WHAT NEEDS TO BE DONE ::
Where does the word "circle" appear in the entries below? Copy each line that holds it.

MATERIAL SUPPLIED ::
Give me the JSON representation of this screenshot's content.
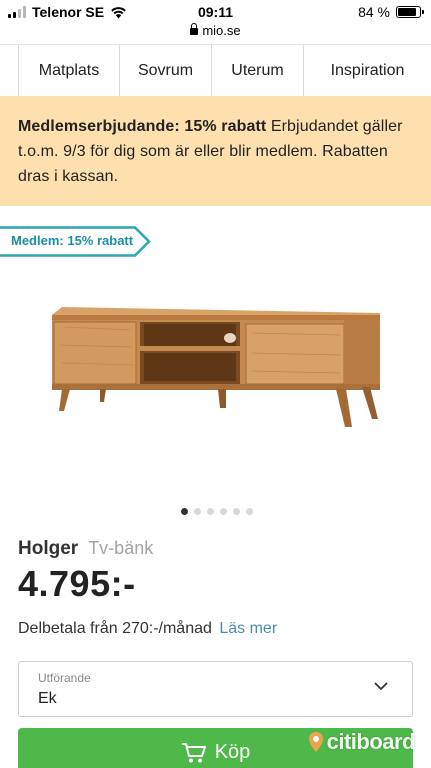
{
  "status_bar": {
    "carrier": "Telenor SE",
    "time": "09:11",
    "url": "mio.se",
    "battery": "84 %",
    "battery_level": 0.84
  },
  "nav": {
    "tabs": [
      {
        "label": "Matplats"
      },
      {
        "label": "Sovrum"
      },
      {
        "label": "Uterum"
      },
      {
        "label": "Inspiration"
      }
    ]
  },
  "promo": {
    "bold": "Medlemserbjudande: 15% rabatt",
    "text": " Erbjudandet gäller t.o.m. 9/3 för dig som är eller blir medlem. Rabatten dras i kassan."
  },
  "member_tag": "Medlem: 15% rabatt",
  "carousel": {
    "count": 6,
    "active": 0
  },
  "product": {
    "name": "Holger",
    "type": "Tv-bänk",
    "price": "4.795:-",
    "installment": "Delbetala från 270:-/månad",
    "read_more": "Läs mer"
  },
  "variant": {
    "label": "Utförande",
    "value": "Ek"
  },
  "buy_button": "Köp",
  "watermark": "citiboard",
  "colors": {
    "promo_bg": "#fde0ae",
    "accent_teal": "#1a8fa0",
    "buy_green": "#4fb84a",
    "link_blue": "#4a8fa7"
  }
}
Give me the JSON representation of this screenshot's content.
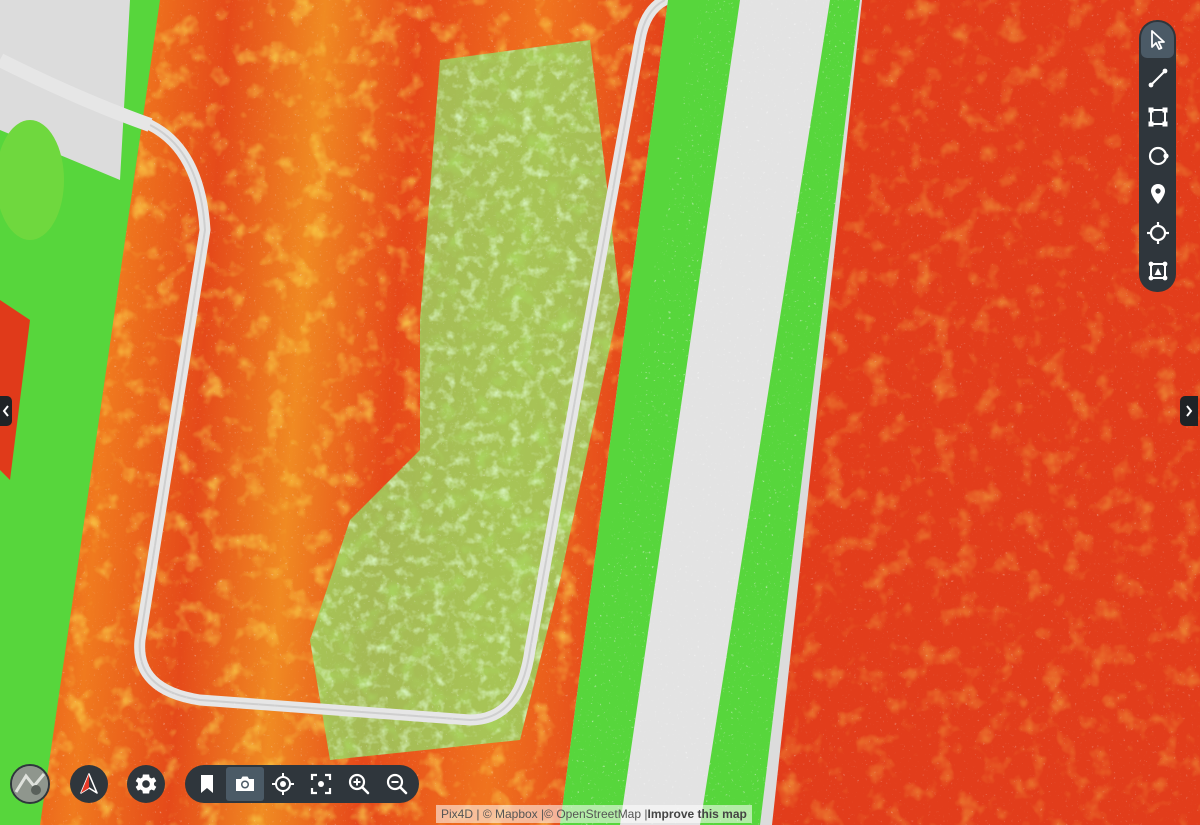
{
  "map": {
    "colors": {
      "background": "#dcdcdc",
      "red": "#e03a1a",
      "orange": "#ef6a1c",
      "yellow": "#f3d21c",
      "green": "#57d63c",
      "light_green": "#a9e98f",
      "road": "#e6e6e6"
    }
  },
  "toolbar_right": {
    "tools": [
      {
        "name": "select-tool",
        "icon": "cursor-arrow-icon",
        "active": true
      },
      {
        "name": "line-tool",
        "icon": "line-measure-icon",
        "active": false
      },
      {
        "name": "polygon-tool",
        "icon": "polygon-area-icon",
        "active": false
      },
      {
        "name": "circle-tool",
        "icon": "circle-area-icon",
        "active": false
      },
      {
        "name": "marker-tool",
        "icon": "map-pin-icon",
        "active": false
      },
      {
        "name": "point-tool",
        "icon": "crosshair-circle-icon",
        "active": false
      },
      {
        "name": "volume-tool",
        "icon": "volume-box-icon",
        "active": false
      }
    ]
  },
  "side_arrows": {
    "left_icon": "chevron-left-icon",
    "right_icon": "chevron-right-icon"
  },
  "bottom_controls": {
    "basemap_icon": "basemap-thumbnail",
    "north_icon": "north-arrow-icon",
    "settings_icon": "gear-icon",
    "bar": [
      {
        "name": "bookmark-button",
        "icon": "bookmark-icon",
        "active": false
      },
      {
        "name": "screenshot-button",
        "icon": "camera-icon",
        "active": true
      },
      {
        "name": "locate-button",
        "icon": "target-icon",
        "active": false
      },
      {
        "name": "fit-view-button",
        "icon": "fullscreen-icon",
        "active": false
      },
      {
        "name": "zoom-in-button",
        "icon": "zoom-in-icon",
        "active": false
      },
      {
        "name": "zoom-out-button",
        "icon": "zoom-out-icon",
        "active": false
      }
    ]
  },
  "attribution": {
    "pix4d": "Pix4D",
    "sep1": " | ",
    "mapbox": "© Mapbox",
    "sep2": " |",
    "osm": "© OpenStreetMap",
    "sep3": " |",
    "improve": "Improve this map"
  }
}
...
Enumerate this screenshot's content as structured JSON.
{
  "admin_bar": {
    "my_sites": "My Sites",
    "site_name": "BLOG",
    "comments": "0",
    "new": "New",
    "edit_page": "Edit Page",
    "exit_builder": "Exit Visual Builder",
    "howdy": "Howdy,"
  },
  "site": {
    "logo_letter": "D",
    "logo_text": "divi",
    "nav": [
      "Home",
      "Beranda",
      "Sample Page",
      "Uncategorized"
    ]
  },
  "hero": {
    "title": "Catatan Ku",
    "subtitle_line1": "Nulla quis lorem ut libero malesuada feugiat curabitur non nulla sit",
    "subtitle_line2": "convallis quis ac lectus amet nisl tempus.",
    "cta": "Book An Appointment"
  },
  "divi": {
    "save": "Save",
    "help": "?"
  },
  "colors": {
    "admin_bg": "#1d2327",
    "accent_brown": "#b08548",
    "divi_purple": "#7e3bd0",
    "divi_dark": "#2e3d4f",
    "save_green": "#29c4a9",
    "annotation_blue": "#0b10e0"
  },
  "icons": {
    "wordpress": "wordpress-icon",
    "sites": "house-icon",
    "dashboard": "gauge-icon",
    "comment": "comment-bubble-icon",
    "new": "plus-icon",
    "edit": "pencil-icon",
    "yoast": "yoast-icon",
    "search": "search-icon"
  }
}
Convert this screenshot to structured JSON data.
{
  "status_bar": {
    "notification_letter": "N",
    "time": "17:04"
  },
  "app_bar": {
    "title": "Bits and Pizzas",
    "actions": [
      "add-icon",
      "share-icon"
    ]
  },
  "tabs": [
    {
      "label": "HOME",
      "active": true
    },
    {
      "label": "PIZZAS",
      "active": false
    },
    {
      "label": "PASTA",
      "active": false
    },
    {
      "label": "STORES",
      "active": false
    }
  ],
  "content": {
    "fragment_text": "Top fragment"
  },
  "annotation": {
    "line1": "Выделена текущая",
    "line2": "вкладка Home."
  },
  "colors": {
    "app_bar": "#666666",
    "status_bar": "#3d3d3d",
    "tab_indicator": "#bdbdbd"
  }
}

REPLY ::
        "name": "circle-tool",
        "icon": "circle-area-icon",
        "icon": "crosshair-circle-icon",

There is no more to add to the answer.